Front Psychiatry. 2019;10:443

Authors: Koenig HG, Youssef NA, Pearce M

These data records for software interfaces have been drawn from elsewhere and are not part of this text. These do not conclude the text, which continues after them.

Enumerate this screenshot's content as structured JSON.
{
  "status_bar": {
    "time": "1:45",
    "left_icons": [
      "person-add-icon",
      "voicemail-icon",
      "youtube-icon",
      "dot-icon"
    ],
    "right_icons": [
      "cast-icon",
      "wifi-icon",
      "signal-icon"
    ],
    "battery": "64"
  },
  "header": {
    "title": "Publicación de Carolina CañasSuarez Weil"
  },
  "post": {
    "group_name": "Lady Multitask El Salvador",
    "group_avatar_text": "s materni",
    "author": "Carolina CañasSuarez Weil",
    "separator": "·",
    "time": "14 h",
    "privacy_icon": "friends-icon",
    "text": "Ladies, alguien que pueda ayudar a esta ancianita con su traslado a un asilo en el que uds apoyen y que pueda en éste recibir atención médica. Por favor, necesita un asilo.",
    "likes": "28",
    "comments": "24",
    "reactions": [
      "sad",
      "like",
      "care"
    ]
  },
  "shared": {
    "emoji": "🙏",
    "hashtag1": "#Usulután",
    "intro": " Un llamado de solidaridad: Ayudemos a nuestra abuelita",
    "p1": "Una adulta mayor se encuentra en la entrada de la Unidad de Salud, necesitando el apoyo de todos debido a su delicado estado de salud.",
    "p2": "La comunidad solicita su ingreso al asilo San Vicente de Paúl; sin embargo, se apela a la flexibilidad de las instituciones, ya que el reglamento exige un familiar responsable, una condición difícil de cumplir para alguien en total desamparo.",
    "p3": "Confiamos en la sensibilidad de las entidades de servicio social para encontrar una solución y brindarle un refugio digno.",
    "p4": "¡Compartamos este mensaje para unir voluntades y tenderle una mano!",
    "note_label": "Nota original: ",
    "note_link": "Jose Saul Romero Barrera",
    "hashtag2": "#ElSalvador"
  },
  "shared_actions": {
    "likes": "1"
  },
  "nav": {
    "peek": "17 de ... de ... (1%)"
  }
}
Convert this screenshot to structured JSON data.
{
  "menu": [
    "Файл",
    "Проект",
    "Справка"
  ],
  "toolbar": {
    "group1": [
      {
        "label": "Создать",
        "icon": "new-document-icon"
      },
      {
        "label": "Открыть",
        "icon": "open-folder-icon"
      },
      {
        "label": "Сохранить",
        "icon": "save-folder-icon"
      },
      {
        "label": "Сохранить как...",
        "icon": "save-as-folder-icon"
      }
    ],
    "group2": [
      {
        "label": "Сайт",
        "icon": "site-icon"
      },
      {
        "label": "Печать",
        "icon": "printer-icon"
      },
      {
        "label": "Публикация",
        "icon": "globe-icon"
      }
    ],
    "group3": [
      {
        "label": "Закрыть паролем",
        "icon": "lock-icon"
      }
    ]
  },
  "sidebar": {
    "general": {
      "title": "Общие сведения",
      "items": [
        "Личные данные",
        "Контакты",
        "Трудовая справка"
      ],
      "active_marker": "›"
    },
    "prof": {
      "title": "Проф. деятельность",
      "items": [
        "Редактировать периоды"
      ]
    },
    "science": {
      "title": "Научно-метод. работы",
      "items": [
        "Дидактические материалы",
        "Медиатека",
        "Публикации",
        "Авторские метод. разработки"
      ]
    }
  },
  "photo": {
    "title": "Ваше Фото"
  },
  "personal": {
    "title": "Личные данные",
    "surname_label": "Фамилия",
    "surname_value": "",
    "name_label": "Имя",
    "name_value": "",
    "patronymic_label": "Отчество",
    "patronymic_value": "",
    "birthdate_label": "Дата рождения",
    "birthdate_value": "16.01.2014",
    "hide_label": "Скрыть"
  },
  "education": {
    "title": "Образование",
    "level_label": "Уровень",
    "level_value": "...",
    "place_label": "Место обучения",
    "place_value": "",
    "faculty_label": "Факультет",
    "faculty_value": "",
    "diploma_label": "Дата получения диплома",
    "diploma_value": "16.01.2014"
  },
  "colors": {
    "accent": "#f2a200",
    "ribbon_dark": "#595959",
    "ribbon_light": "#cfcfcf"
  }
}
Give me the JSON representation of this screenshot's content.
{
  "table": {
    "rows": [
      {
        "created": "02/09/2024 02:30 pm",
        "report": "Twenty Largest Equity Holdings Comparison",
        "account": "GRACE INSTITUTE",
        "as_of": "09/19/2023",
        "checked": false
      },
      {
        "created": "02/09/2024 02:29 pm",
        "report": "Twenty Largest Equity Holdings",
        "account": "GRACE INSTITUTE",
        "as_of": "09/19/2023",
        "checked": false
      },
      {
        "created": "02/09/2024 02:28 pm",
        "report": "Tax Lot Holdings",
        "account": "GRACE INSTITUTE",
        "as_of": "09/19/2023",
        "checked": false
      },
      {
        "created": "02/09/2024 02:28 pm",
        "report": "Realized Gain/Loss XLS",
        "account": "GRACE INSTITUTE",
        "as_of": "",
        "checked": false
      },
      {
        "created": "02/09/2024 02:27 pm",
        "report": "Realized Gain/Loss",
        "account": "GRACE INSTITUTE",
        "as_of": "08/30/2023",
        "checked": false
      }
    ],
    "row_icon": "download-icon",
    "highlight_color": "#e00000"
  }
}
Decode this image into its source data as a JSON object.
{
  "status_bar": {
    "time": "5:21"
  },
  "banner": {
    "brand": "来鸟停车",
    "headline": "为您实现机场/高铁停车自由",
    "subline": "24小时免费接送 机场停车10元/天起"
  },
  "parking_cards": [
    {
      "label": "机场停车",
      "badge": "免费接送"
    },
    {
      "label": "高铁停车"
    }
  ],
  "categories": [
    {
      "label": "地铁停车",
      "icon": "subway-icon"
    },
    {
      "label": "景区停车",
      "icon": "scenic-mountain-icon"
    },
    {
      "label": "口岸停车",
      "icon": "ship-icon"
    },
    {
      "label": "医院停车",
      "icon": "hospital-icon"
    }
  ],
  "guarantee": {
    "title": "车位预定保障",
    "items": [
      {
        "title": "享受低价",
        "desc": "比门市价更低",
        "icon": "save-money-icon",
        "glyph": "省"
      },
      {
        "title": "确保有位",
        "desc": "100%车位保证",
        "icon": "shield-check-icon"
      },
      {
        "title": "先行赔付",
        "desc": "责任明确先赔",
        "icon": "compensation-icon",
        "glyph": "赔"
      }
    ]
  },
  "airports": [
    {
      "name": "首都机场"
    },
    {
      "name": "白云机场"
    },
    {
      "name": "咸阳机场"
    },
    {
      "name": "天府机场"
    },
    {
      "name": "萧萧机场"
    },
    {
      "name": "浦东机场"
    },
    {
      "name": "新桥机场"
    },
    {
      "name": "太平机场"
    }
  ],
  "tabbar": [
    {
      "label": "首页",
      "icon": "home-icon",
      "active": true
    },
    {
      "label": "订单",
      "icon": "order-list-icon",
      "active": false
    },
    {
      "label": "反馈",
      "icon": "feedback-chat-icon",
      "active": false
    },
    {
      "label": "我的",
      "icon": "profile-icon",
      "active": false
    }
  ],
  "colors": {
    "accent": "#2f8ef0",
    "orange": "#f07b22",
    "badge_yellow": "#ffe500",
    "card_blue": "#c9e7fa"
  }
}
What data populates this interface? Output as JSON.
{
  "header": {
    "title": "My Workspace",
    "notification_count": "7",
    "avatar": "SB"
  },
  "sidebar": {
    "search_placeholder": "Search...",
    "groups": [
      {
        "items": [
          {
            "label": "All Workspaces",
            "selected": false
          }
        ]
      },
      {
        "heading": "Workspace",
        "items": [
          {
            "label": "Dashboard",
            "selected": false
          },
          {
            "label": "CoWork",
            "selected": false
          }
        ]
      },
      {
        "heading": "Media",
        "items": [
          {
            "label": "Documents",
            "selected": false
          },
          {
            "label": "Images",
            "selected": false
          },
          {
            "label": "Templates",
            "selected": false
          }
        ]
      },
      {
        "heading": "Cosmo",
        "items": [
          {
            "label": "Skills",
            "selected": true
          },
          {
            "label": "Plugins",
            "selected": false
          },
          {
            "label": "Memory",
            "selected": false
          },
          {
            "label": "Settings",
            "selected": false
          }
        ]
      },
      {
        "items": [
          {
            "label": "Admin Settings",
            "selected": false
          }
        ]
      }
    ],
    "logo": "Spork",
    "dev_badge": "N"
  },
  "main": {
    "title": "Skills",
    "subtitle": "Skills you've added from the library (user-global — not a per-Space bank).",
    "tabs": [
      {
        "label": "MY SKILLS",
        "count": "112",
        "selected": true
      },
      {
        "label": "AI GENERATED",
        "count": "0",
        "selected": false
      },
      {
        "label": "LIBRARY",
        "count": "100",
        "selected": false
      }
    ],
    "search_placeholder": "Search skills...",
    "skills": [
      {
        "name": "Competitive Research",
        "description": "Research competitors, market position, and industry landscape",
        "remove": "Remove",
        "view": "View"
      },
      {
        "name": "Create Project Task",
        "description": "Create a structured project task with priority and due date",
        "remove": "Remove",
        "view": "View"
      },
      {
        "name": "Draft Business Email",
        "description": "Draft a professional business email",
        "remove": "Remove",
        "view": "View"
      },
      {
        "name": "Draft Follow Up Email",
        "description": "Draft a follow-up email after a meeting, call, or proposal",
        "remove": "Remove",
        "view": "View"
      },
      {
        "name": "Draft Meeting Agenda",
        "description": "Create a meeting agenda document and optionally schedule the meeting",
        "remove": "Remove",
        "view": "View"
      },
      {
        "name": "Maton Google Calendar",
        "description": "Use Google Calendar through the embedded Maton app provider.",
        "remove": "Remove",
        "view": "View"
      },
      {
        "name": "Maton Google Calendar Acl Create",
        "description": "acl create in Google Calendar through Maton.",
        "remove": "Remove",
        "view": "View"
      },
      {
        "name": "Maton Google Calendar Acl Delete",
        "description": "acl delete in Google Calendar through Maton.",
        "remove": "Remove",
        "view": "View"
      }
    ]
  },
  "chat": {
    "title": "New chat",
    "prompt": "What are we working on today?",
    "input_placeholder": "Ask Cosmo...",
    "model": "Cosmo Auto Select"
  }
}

Background: Moral injury (MI) involves distress over having transgressed or violated core moral boundaries, accompanied by feelings of guilt, shame, self-condemnation, loss of trust, loss of meaning, and spiritual struggles. MI is often found in Veterans and Active Duty Military personnel with posttraumatic stress disorder (PTSD). MI is widespread among those with PTSD symptoms, adversely affects mental health, and may increase risk of suicide; however, MI is often ignored and neglected by mental health professionals who focus their attention on PTSD only. Methods: A review of the literature between 1980 and 2018 conducted in 2018 is presented here to identify scales used to assess MI. Databases used in this review were PsychInfo, PubMed (Medline), and Google Scholar. Search terms were "moral injury," "measuring," "screening," "Veterans," and "Active Duty Military." Inclusion criteria were quantitative measurement of MI and health outcomes, Veteran or Active Duty Military status, and peer-review publication. Excluded were literature reviews, dissertations, book chapters, case reports, and qualitative studies. Results: Of the 730 studies identified, most did not meet eligibility criteria, leaving 118 full text articles that were reviewed, of which 42 did not meet eligibility criteria. Of the remaining 76 studies, 34 were duplicates leaving 42 studies, most published in 2013 or later. Of 22 studies that assessed MI, five used scales assessing multiple dimensions, and 17 assessed only one or two aspects (e.g., guilt, shame, or forgiveness). The remaining 20 studies used one of the scales reported in the first 22. Of the five scales assessing multiple dimensions of MI, two assess both morally injurious events and symptoms and the remaining three assess symptoms only. All studies were cross-sectional, except three that tested interventions. Conclusions: MI in the military setting is widespread and associated with PTSD symptom severity, anxiety, depression, and risk of suicide in current or former military personnel. Numerous measures exist to assess various dimensions of MI, including five multidimensional scales, although future research is needed to identify cutoff scores and clinically significant change scores. Three multidimensional measures assess MI symptoms alone (not events) and may be useful for determining if treatments directed at MI may both reduce symptoms and impact other mental health outcomes including PTSD.

PMID: 31316405 [PubMed]